*** Records provided ***

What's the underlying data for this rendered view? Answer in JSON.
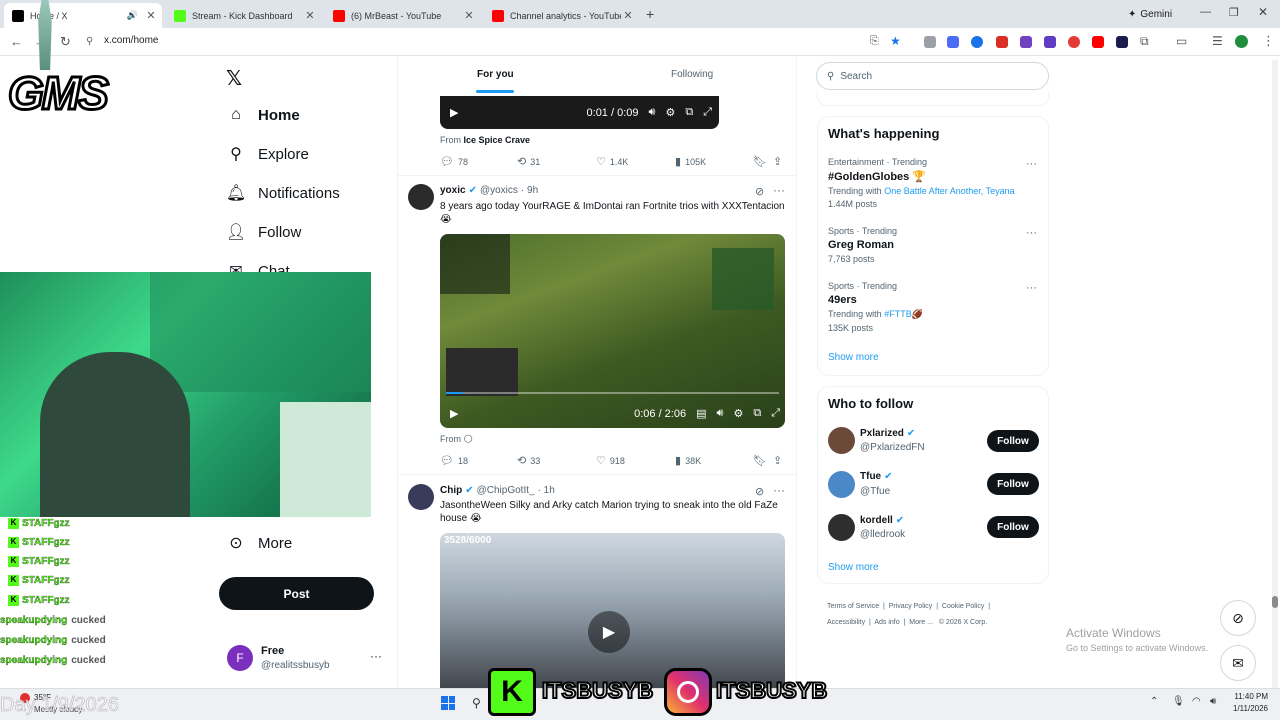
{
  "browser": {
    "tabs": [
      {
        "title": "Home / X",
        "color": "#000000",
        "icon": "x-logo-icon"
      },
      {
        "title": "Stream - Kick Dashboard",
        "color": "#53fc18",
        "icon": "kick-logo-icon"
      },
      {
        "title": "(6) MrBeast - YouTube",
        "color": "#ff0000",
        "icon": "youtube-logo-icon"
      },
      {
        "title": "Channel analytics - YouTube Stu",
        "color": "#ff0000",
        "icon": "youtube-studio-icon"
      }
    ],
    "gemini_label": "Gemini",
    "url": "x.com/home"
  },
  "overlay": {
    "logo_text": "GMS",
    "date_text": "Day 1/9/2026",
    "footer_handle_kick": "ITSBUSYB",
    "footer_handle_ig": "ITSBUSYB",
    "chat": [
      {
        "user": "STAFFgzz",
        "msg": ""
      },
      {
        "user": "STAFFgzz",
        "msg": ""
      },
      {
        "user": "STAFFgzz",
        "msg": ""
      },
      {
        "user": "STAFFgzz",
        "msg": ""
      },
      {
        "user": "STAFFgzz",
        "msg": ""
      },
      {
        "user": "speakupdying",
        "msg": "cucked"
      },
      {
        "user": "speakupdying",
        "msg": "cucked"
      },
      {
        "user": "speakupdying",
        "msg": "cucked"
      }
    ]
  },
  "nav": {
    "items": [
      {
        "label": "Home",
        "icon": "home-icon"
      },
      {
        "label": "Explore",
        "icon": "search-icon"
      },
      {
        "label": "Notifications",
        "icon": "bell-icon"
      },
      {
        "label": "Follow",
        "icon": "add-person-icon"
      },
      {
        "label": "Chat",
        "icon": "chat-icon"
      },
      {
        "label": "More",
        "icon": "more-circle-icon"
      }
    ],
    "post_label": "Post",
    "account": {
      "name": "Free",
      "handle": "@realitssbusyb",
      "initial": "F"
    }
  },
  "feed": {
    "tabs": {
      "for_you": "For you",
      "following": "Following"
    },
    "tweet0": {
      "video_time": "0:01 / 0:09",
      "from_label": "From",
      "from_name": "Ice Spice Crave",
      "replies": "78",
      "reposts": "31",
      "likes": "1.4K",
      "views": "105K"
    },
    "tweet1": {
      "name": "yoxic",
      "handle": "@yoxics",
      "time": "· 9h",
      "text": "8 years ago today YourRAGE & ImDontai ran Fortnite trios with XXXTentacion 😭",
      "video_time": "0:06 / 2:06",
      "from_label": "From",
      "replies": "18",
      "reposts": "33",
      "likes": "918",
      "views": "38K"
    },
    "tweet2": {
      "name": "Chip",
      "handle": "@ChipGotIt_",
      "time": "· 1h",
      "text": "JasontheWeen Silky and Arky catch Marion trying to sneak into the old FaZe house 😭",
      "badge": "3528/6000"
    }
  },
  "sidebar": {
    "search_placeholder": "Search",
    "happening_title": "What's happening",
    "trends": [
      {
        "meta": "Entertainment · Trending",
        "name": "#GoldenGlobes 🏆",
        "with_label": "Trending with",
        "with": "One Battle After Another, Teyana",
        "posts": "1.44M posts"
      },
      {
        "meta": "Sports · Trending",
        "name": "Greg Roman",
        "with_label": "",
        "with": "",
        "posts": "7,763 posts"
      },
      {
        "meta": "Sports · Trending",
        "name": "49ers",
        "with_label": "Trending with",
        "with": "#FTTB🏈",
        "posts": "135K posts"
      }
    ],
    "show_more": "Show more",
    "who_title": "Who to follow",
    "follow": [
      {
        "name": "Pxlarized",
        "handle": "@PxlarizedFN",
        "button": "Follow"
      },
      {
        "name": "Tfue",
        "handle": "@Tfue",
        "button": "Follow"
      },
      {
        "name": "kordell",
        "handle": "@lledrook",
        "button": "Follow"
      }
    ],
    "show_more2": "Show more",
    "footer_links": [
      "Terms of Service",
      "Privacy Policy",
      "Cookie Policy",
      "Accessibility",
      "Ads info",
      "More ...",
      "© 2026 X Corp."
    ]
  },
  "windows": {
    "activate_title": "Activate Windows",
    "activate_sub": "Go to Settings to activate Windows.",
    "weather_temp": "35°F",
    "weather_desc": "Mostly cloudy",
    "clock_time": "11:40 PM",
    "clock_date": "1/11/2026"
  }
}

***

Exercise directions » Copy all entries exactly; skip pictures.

Answer to this task »
What's the underlying data for this rendered view? Answer in JSON.
{
  "browser": {
    "tabs": [
      {
        "title": "Home / X",
        "color": "#000000",
        "icon": "x-logo-icon"
      },
      {
        "title": "Stream - Kick Dashboard",
        "color": "#53fc18",
        "icon": "kick-logo-icon"
      },
      {
        "title": "(6) MrBeast - YouTube",
        "color": "#ff0000",
        "icon": "youtube-logo-icon"
      },
      {
        "title": "Channel analytics - YouTube Stu",
        "color": "#ff0000",
        "icon": "youtube-studio-icon"
      }
    ],
    "gemini_label": "Gemini",
    "url": "x.com/home"
  },
  "overlay": {
    "logo_text": "GMS",
    "date_text": "Day 1/9/2026",
    "footer_handle_kick": "ITSBUSYB",
    "footer_handle_ig": "ITSBUSYB",
    "chat": [
      {
        "user": "STAFFgzz",
        "msg": ""
      },
      {
        "user": "STAFFgzz",
        "msg": ""
      },
      {
        "user": "STAFFgzz",
        "msg": ""
      },
      {
        "user": "STAFFgzz",
        "msg": ""
      },
      {
        "user": "STAFFgzz",
        "msg": ""
      },
      {
        "user": "speakupdying",
        "msg": "cucked"
      },
      {
        "user": "speakupdying",
        "msg": "cucked"
      },
      {
        "user": "speakupdying",
        "msg": "cucked"
      }
    ]
  },
  "nav": {
    "items": [
      {
        "label": "Home",
        "icon": "home-icon"
      },
      {
        "label": "Explore",
        "icon": "search-icon"
      },
      {
        "label": "Notifications",
        "icon": "bell-icon"
      },
      {
        "label": "Follow",
        "icon": "add-person-icon"
      },
      {
        "label": "Chat",
        "icon": "chat-icon"
      },
      {
        "label": "More",
        "icon": "more-circle-icon"
      }
    ],
    "post_label": "Post",
    "account": {
      "name": "Free",
      "handle": "@realitssbusyb",
      "initial": "F"
    }
  },
  "feed": {
    "tabs": {
      "for_you": "For you",
      "following": "Following"
    },
    "tweet0": {
      "video_time": "0:01 / 0:09",
      "from_label": "From",
      "from_name": "Ice Spice Crave",
      "replies": "78",
      "reposts": "31",
      "likes": "1.4K",
      "views": "105K"
    },
    "tweet1": {
      "name": "yoxic",
      "handle": "@yoxics",
      "time": "· 9h",
      "text": "8 years ago today YourRAGE & ImDontai ran Fortnite trios with XXXTentacion 😭",
      "video_time": "0:06 / 2:06",
      "from_label": "From",
      "replies": "18",
      "reposts": "33",
      "likes": "918",
      "views": "38K"
    },
    "tweet2": {
      "name": "Chip",
      "handle": "@ChipGotIt_",
      "time": "· 1h",
      "text": "JasontheWeen Silky and Arky catch Marion trying to sneak into the old FaZe house 😭",
      "badge": "3528/6000"
    }
  },
  "sidebar": {
    "search_placeholder": "Search",
    "happening_title": "What's happening",
    "trends": [
      {
        "meta": "Entertainment · Trending",
        "name": "#GoldenGlobes 🏆",
        "with_label": "Trending with",
        "with": "One Battle After Another, Teyana",
        "posts": "1.44M posts"
      },
      {
        "meta": "Sports · Trending",
        "name": "Greg Roman",
        "with_label": "",
        "with": "",
        "posts": "7,763 posts"
      },
      {
        "meta": "Sports · Trending",
        "name": "49ers",
        "with_label": "Trending with",
        "with": "#FTTB🏈",
        "posts": "135K posts"
      }
    ],
    "show_more": "Show more",
    "who_title": "Who to follow",
    "follow": [
      {
        "name": "Pxlarized",
        "handle": "@PxlarizedFN",
        "button": "Follow"
      },
      {
        "name": "Tfue",
        "handle": "@Tfue",
        "button": "Follow"
      },
      {
        "name": "kordell",
        "handle": "@lledrook",
        "button": "Follow"
      }
    ],
    "show_more2": "Show more",
    "footer_links": [
      "Terms of Service",
      "Privacy Policy",
      "Cookie Policy",
      "Accessibility",
      "Ads info",
      "More ...",
      "© 2026 X Corp."
    ]
  },
  "windows": {
    "activate_title": "Activate Windows",
    "activate_sub": "Go to Settings to activate Windows.",
    "weather_temp": "35°F",
    "weather_desc": "Mostly cloudy",
    "clock_time": "11:40 PM",
    "clock_date": "1/11/2026"
  }
}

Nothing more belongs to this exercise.